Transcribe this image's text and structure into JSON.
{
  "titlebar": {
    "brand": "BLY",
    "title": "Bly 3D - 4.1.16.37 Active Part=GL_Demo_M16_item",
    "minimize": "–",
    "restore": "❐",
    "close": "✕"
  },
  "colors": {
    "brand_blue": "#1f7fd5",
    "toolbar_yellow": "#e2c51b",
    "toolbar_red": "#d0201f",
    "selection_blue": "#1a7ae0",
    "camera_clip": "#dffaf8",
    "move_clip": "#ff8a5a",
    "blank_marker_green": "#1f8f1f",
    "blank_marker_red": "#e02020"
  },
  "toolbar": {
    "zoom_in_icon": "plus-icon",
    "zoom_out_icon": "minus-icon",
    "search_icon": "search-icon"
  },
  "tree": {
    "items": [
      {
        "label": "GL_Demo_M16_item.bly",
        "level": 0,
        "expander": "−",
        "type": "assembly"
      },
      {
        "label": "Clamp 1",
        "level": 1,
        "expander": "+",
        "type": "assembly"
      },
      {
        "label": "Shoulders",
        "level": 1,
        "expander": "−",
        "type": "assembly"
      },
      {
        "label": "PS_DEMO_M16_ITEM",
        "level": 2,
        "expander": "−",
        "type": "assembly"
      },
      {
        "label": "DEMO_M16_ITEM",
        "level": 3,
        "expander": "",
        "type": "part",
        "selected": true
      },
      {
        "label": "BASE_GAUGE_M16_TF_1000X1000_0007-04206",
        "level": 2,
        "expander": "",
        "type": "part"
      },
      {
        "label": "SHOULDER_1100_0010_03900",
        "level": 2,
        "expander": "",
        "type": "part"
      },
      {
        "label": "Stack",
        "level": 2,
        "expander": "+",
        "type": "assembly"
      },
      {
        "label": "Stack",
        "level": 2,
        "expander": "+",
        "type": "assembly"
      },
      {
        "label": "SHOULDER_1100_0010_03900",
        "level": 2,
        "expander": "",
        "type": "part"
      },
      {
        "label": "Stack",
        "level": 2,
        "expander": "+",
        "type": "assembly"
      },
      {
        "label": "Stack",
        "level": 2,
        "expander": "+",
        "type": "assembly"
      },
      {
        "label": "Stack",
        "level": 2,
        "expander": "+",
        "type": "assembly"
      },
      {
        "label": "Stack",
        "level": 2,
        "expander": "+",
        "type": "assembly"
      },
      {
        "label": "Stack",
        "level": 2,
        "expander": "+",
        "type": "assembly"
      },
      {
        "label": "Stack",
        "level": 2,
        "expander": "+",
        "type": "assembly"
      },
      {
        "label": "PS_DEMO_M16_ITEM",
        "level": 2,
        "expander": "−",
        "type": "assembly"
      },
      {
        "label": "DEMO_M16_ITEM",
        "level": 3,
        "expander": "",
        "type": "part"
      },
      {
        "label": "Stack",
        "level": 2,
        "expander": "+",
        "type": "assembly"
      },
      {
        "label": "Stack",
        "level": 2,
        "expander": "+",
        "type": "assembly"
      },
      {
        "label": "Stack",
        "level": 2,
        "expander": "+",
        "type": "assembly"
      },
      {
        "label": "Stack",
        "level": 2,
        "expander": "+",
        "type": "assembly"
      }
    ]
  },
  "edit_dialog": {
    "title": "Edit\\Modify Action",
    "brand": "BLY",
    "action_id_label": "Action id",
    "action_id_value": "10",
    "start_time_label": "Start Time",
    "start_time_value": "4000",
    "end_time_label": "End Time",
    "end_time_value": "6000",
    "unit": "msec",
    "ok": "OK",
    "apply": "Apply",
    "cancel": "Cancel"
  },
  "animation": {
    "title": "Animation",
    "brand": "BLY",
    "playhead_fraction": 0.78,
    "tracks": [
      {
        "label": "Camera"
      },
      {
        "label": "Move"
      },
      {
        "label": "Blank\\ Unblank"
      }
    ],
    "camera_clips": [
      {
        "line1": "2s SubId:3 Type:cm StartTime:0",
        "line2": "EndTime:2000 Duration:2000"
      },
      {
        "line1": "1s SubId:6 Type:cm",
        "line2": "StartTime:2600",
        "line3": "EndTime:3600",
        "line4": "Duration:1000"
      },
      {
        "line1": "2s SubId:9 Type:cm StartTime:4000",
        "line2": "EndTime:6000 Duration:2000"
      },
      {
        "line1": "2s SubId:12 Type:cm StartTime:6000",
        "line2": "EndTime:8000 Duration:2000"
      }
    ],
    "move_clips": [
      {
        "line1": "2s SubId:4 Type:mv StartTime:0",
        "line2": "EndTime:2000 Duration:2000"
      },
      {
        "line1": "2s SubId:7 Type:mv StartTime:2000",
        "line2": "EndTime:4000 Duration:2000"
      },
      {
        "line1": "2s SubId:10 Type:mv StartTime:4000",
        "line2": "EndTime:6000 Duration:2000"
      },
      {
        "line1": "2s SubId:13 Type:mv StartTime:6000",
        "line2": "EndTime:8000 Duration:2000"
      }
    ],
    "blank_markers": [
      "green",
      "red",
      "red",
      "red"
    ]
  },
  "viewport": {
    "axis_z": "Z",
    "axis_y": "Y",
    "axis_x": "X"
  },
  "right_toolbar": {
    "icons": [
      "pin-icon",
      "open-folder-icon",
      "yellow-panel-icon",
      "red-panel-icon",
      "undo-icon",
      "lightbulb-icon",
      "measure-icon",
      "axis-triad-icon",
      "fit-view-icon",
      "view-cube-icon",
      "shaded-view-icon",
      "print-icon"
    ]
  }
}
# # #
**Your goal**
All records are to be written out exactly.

**Answer to this task**
Transcribe this image's text and structure into JSON.
{
  "titlebar": {
    "brand": "BLY",
    "title": "Bly 3D - 4.1.16.37 Active Part=GL_Demo_M16_item",
    "minimize": "–",
    "restore": "❐",
    "close": "✕"
  },
  "colors": {
    "brand_blue": "#1f7fd5",
    "toolbar_yellow": "#e2c51b",
    "toolbar_red": "#d0201f",
    "selection_blue": "#1a7ae0",
    "camera_clip": "#dffaf8",
    "move_clip": "#ff8a5a",
    "blank_marker_green": "#1f8f1f",
    "blank_marker_red": "#e02020"
  },
  "toolbar": {
    "zoom_in_icon": "plus-icon",
    "zoom_out_icon": "minus-icon",
    "search_icon": "search-icon"
  },
  "tree": {
    "items": [
      {
        "label": "GL_Demo_M16_item.bly",
        "level": 0,
        "expander": "−",
        "type": "assembly"
      },
      {
        "label": "Clamp 1",
        "level": 1,
        "expander": "+",
        "type": "assembly"
      },
      {
        "label": "Shoulders",
        "level": 1,
        "expander": "−",
        "type": "assembly"
      },
      {
        "label": "PS_DEMO_M16_ITEM",
        "level": 2,
        "expander": "−",
        "type": "assembly"
      },
      {
        "label": "DEMO_M16_ITEM",
        "level": 3,
        "expander": "",
        "type": "part",
        "selected": true
      },
      {
        "label": "BASE_GAUGE_M16_TF_1000X1000_0007-04206",
        "level": 2,
        "expander": "",
        "type": "part"
      },
      {
        "label": "SHOULDER_1100_0010_03900",
        "level": 2,
        "expander": "",
        "type": "part"
      },
      {
        "label": "Stack",
        "level": 2,
        "expander": "+",
        "type": "assembly"
      },
      {
        "label": "Stack",
        "level": 2,
        "expander": "+",
        "type": "assembly"
      },
      {
        "label": "SHOULDER_1100_0010_03900",
        "level": 2,
        "expander": "",
        "type": "part"
      },
      {
        "label": "Stack",
        "level": 2,
        "expander": "+",
        "type": "assembly"
      },
      {
        "label": "Stack",
        "level": 2,
        "expander": "+",
        "type": "assembly"
      },
      {
        "label": "Stack",
        "level": 2,
        "expander": "+",
        "type": "assembly"
      },
      {
        "label": "Stack",
        "level": 2,
        "expander": "+",
        "type": "assembly"
      },
      {
        "label": "Stack",
        "level": 2,
        "expander": "+",
        "type": "assembly"
      },
      {
        "label": "Stack",
        "level": 2,
        "expander": "+",
        "type": "assembly"
      },
      {
        "label": "PS_DEMO_M16_ITEM",
        "level": 2,
        "expander": "−",
        "type": "assembly"
      },
      {
        "label": "DEMO_M16_ITEM",
        "level": 3,
        "expander": "",
        "type": "part"
      },
      {
        "label": "Stack",
        "level": 2,
        "expander": "+",
        "type": "assembly"
      },
      {
        "label": "Stack",
        "level": 2,
        "expander": "+",
        "type": "assembly"
      },
      {
        "label": "Stack",
        "level": 2,
        "expander": "+",
        "type": "assembly"
      },
      {
        "label": "Stack",
        "level": 2,
        "expander": "+",
        "type": "assembly"
      }
    ]
  },
  "edit_dialog": {
    "title": "Edit\\Modify Action",
    "brand": "BLY",
    "action_id_label": "Action id",
    "action_id_value": "10",
    "start_time_label": "Start Time",
    "start_time_value": "4000",
    "end_time_label": "End Time",
    "end_time_value": "6000",
    "unit": "msec",
    "ok": "OK",
    "apply": "Apply",
    "cancel": "Cancel"
  },
  "animation": {
    "title": "Animation",
    "brand": "BLY",
    "playhead_fraction": 0.78,
    "tracks": [
      {
        "label": "Camera"
      },
      {
        "label": "Move"
      },
      {
        "label": "Blank\\ Unblank"
      }
    ],
    "camera_clips": [
      {
        "line1": "2s SubId:3 Type:cm StartTime:0",
        "line2": "EndTime:2000 Duration:2000"
      },
      {
        "line1": "1s SubId:6 Type:cm",
        "line2": "StartTime:2600",
        "line3": "EndTime:3600",
        "line4": "Duration:1000"
      },
      {
        "line1": "2s SubId:9 Type:cm StartTime:4000",
        "line2": "EndTime:6000 Duration:2000"
      },
      {
        "line1": "2s SubId:12 Type:cm StartTime:6000",
        "line2": "EndTime:8000 Duration:2000"
      }
    ],
    "move_clips": [
      {
        "line1": "2s SubId:4 Type:mv StartTime:0",
        "line2": "EndTime:2000 Duration:2000"
      },
      {
        "line1": "2s SubId:7 Type:mv StartTime:2000",
        "line2": "EndTime:4000 Duration:2000"
      },
      {
        "line1": "2s SubId:10 Type:mv StartTime:4000",
        "line2": "EndTime:6000 Duration:2000"
      },
      {
        "line1": "2s SubId:13 Type:mv StartTime:6000",
        "line2": "EndTime:8000 Duration:2000"
      }
    ],
    "blank_markers": [
      "green",
      "red",
      "red",
      "red"
    ]
  },
  "viewport": {
    "axis_z": "Z",
    "axis_y": "Y",
    "axis_x": "X"
  },
  "right_toolbar": {
    "icons": [
      "pin-icon",
      "open-folder-icon",
      "yellow-panel-icon",
      "red-panel-icon",
      "undo-icon",
      "lightbulb-icon",
      "measure-icon",
      "axis-triad-icon",
      "fit-view-icon",
      "view-cube-icon",
      "shaded-view-icon",
      "print-icon"
    ]
  }
}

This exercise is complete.